It doesn’t actually make sense for me: the lowest tiers of the car sharing program would limit me to something like 80km a month, and the highest tiers would cost so much that it would just make more sense to just rent a car on those rare occasions when I truly need one.

This is reinforced, at the moment, by the fact that I’m currently paying 55€ a month for an unlimited Berlin AB transit card—and not once in my three months here have I wanted a car for anything beyond Ikea.

Honestly, when I started the car-sharing mental game, I fully expected to have already signed up and been on the go.

I’m forgetting what it means to be an American.

6 comments to My thoughts on car-sharing: it’s not for me.

  • You know, I think you don’t need a car. When i need huge ikea stuff to be delivered for my home, i jsut asked them about delivery and they offer my really nice price for it.

    What is about bevarages and supermarkets, I make few trips or just ask someone form my family to go to shop with me.

    You know, i’ve never had driver licence… Why? I don’t need car and IT’s expensive to own one in Russia…. So, if you want with public transport, don’t use car. As far as i know, many people drive cars only because they hate other people in busses or trains.

    BTW, the bigest bonus form using public transport for me is freedom to do whatever i want during the ride. I can have a nap, or read a book, or check students homework, or just think — no distractions and other stuffs that requere my attention

  • I’m sure there are beverage shops in Berlin that offer free delivery (with a minimum order). I’m sure because I googled for it. 🙂

  • I’d like to be able to get by without a car, but the way cities are laid out here make that nearly impossible, or at least incredibly inconvenient.

  • Michele J

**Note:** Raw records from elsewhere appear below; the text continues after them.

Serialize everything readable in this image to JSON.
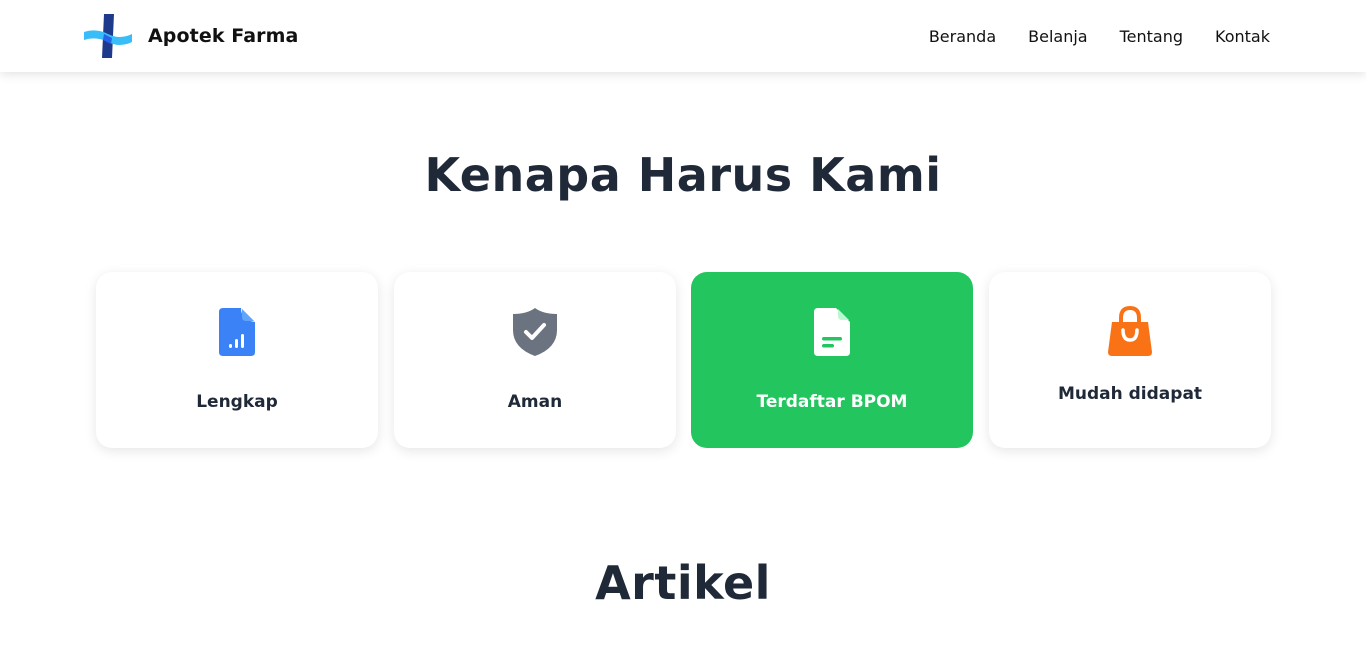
{
  "navbar": {
    "brand_name": "Apotek Farma",
    "logo_icon": "cross-logo-icon",
    "links": [
      {
        "label": "Beranda"
      },
      {
        "label": "Belanja"
      },
      {
        "label": "Tentang"
      },
      {
        "label": "Kontak"
      }
    ]
  },
  "why_section": {
    "title": "Kenapa Harus Kami",
    "cards": [
      {
        "label": "Lengkap",
        "icon": "document-chart-icon",
        "icon_color": "#3b82f6",
        "active": false
      },
      {
        "label": "Aman",
        "icon": "shield-check-icon",
        "icon_color": "#6b7280",
        "active": false
      },
      {
        "label": "Terdaftar BPOM",
        "icon": "document-text-icon",
        "icon_color": "#ffffff",
        "active": true
      },
      {
        "label": "Mudah didapat",
        "icon": "shopping-bag-icon",
        "icon_color": "#f97316",
        "active": false
      }
    ]
  },
  "articles_section": {
    "title": "Artikel"
  },
  "colors": {
    "accent_green": "#22c55e",
    "logo_light_blue": "#38bdf8",
    "logo_dark_blue": "#1e3a8a",
    "heading": "#1f2937"
  }
}
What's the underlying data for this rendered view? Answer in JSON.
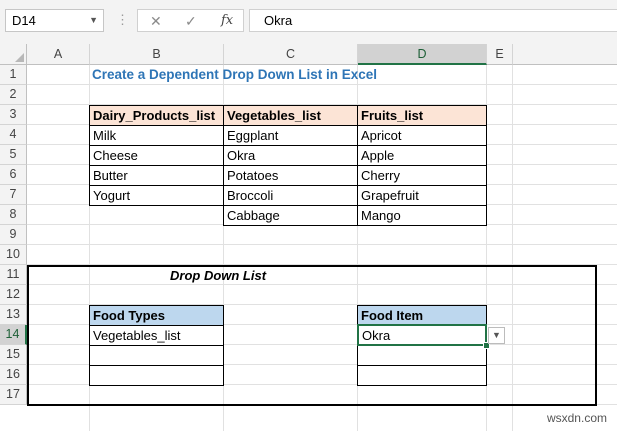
{
  "formula_bar": {
    "name_box": "D14",
    "formula_value": "Okra",
    "cancel_glyph": "✕",
    "enter_glyph": "✓",
    "fx_label": "fx"
  },
  "columns": [
    "A",
    "B",
    "C",
    "D",
    "E"
  ],
  "rows": [
    "1",
    "2",
    "3",
    "4",
    "5",
    "6",
    "7",
    "8",
    "9",
    "10",
    "11",
    "12",
    "13",
    "14",
    "15",
    "16",
    "17"
  ],
  "sheet": {
    "title": "Create a Dependent Drop Down List in Excel",
    "lists": {
      "dairy_header": "Dairy_Products_list",
      "vegetables_header": "Vegetables_list",
      "fruits_header": "Fruits_list",
      "dairy": [
        "Milk",
        "Cheese",
        "Butter",
        "Yogurt"
      ],
      "vegetables": [
        "Eggplant",
        "Okra",
        "Potatoes",
        "Broccoli",
        "Cabbage"
      ],
      "fruits": [
        "Apricot",
        "Apple",
        "Cherry",
        "Grapefruit",
        "Mango"
      ]
    },
    "dropdown_title": "Drop Down List",
    "food_types_header": "Food Types",
    "food_types_value": "Vegetables_list",
    "food_item_header": "Food Item",
    "food_item_value": "Okra"
  },
  "colors": {
    "accent": "#217346",
    "title_blue": "#2e75b6",
    "header_peach": "#fce4d6",
    "header_blue": "#bdd7ee"
  },
  "icons": {
    "name_box_dropdown": "chevron-down-icon",
    "cell_dropdown": "dropdown-arrow-icon"
  },
  "watermark": "wsxdn.com"
}
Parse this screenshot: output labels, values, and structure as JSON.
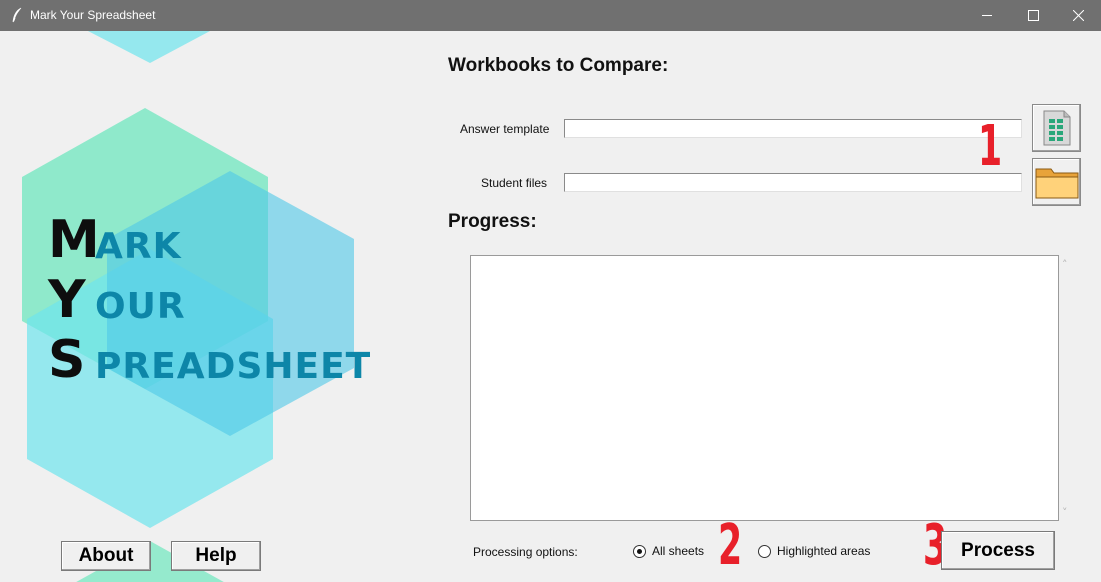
{
  "window": {
    "title": "Mark Your Spreadsheet",
    "icon": "feather-icon",
    "controls": [
      "minimize-icon",
      "maximize-icon",
      "close-icon"
    ]
  },
  "logo": {
    "lines": [
      {
        "initial": "M",
        "rest": "ARK"
      },
      {
        "initial": "Y",
        "rest": "OUR"
      },
      {
        "initial": "S",
        "rest": "PREADSHEET"
      }
    ],
    "colors": {
      "initial": "#0e0e0e",
      "rest": "#0d86a8",
      "hex_green": "#7ee8c4",
      "hex_cyan": "#6ee4ec",
      "hex_blue": "#4fc8e8"
    }
  },
  "buttons": {
    "about": "About",
    "help": "Help",
    "process": "Process"
  },
  "workbooks": {
    "heading": "Workbooks to Compare:",
    "answer_label": "Answer template",
    "answer_value": "",
    "student_label": "Student  files",
    "student_value": "",
    "answer_button_icon": "spreadsheet-icon",
    "student_button_icon": "folder-icon"
  },
  "progress": {
    "heading": "Progress:",
    "text": ""
  },
  "steps": {
    "one": "1",
    "two": "2",
    "three": "3",
    "color": "#e8202a"
  },
  "options": {
    "label": "Processing options:",
    "all_sheets": "All sheets",
    "highlighted": "Highlighted areas",
    "selected": "All sheets"
  }
}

    You saw that BVG cooperates with Greenwheels Carsharing to give a discount to pass holders? http://www.bvg.de/index.php/de/3899/name/Kundenservice/article/719512.html

  • Nikolay Degtyarev – Unfortunately, in the USA one needs to drive. There is rarely public transportation that operates when and where you want it to operate. Especially the places I tend to go.

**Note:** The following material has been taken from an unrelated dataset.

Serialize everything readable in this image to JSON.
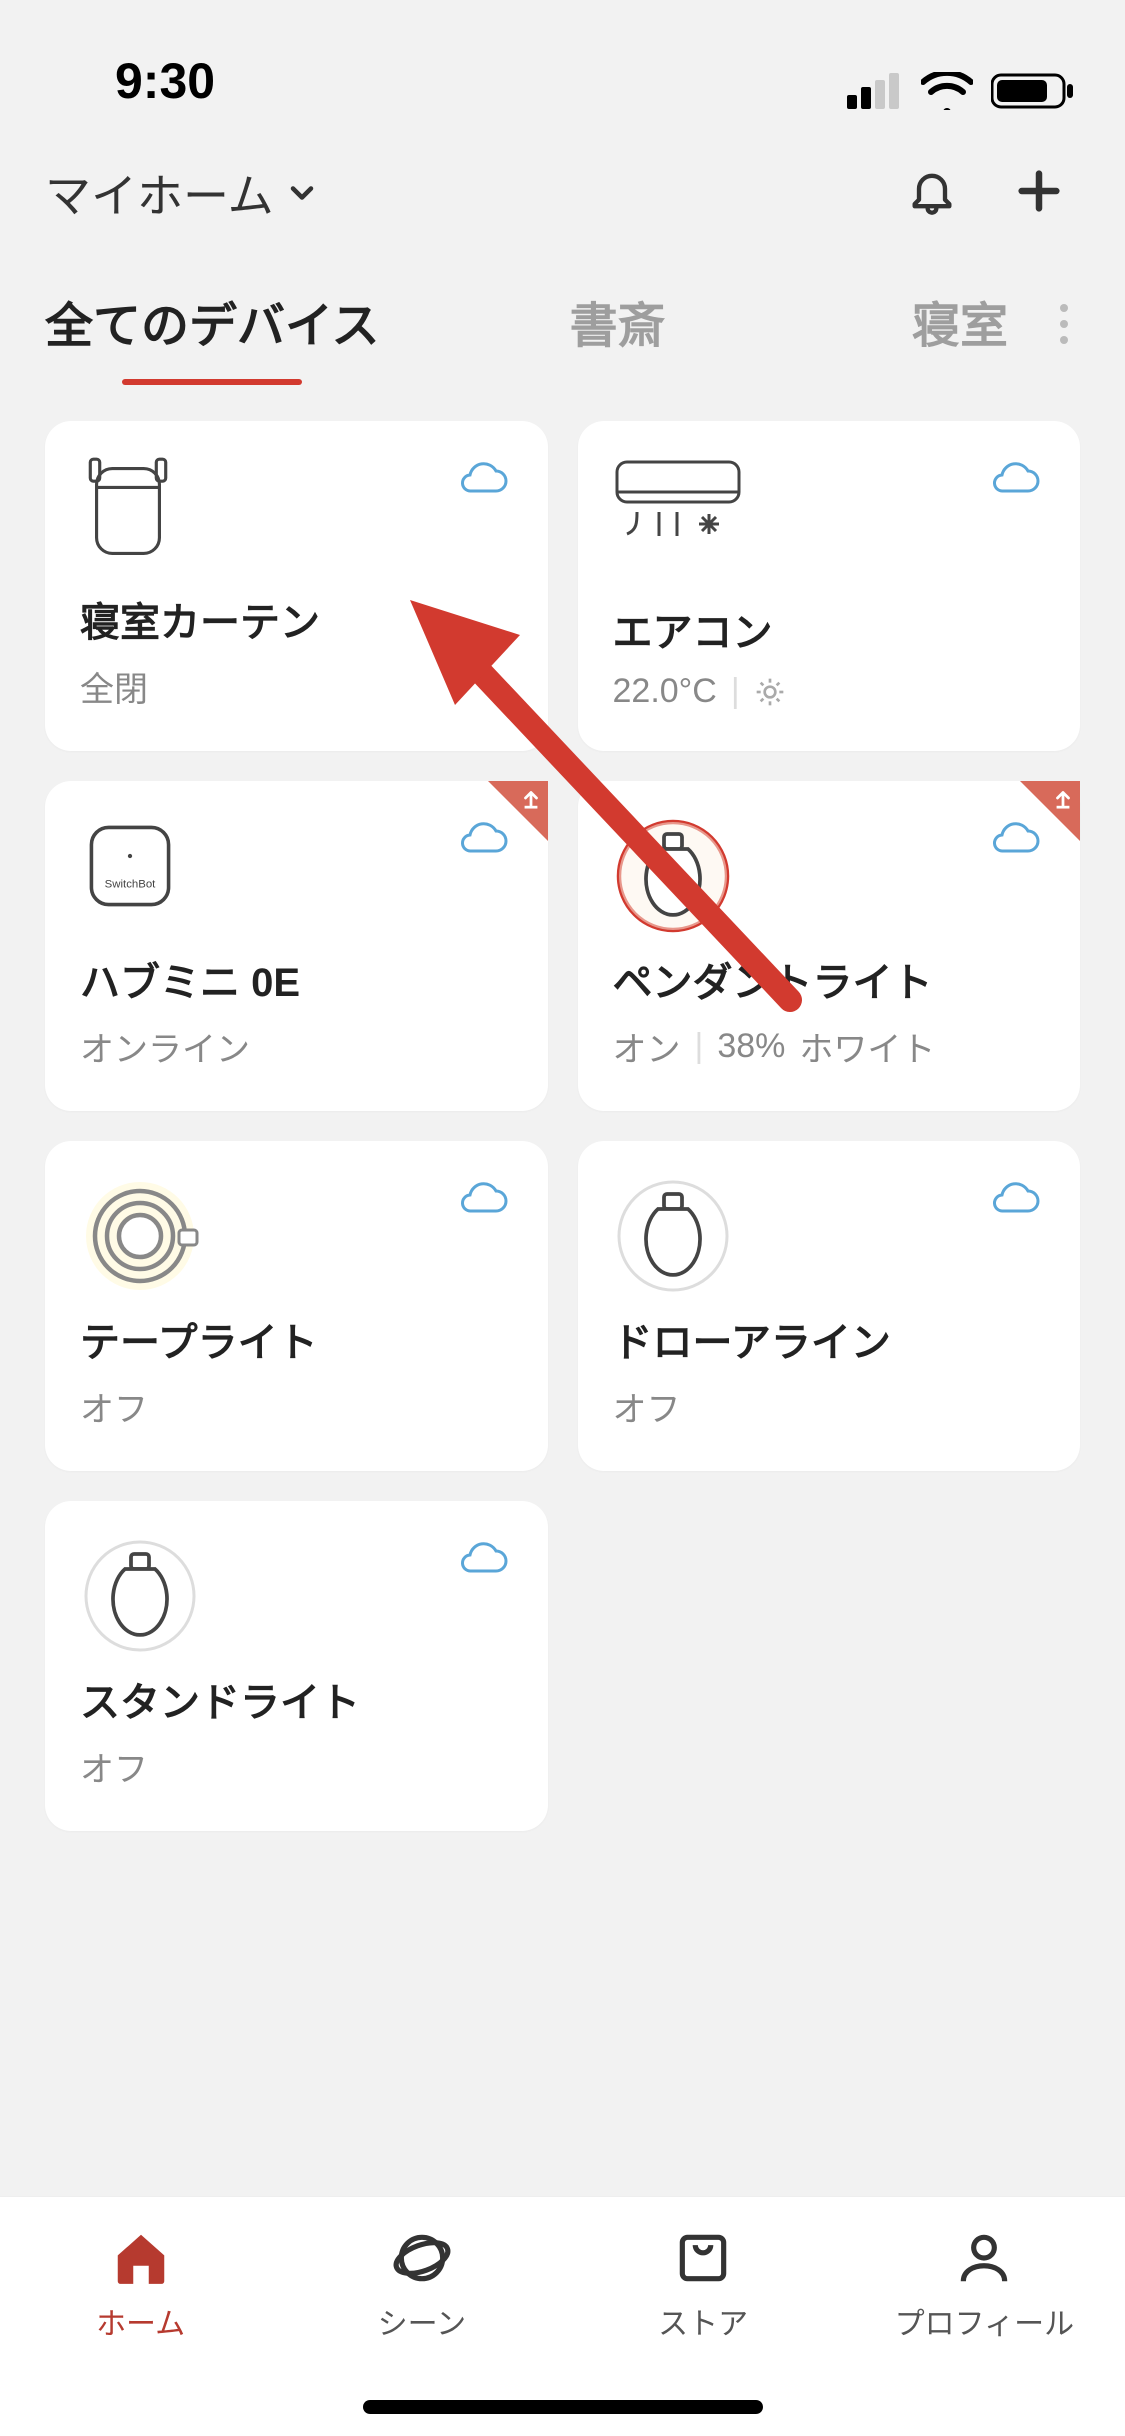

    Scott — No doubt, but I don’t make the minimums that often. Keep in mind I live alone and rarely party. Although right now I am stocking up for a party at the end of the month. I can make multiple trips to bring home the beer I need for my shin-dig.

    erik – it sucks. I love public transit. There is peace sitting on my bus to and from work every day.

    Michele J – the place that has spaces 3 minutes from my apartment offers a similar discount to BVG pass holders, even though it’s not official. The thing is… I can’t imagine how often I would actually take advantage of having access to a car. I don’t want to drive just to drive, I need to have purpose, a destination, and not just waste fuel.

  • Jeanie

    I have faced this same issue since moving here. I heard about the car-sharing programs here when I first arrived and thought it was great that they were available (they’ve talked about them in Ireland for a while but I don’t think any have actually managed to get set up yet). But I never got around to it and really, public transport is so good here, I don’t need it. For buying anything big, it’s worth my while to pay for delivery since I live on the fourth floor with no lift so need someone to haul it upstairs for me anyway.

    I’ve hired a car twice to help a friend move and that’s it so far. This weekend, I’m going to a friend’s house on Saturday and as where she lives involves one tram, two trains plus 20 mins drive (so either booking a taxi the day before to collect me from train station or depending on her to pick me up and drop me back to the train station), this time I decided to rent a car. Filled with the thought of all the stuff I could do that I normally can’t I even took Monday off work and booked the car for three days. And for the past few weeks I have been racking my brain trying to come up with things I could do. I’ll probably end up going to Ikea just for the sake of doing something in a slightly easier way than normal (Ikea is a tram, an S-Bahn and a bus away for me – all of them only a few stops but altogether kind of a pain).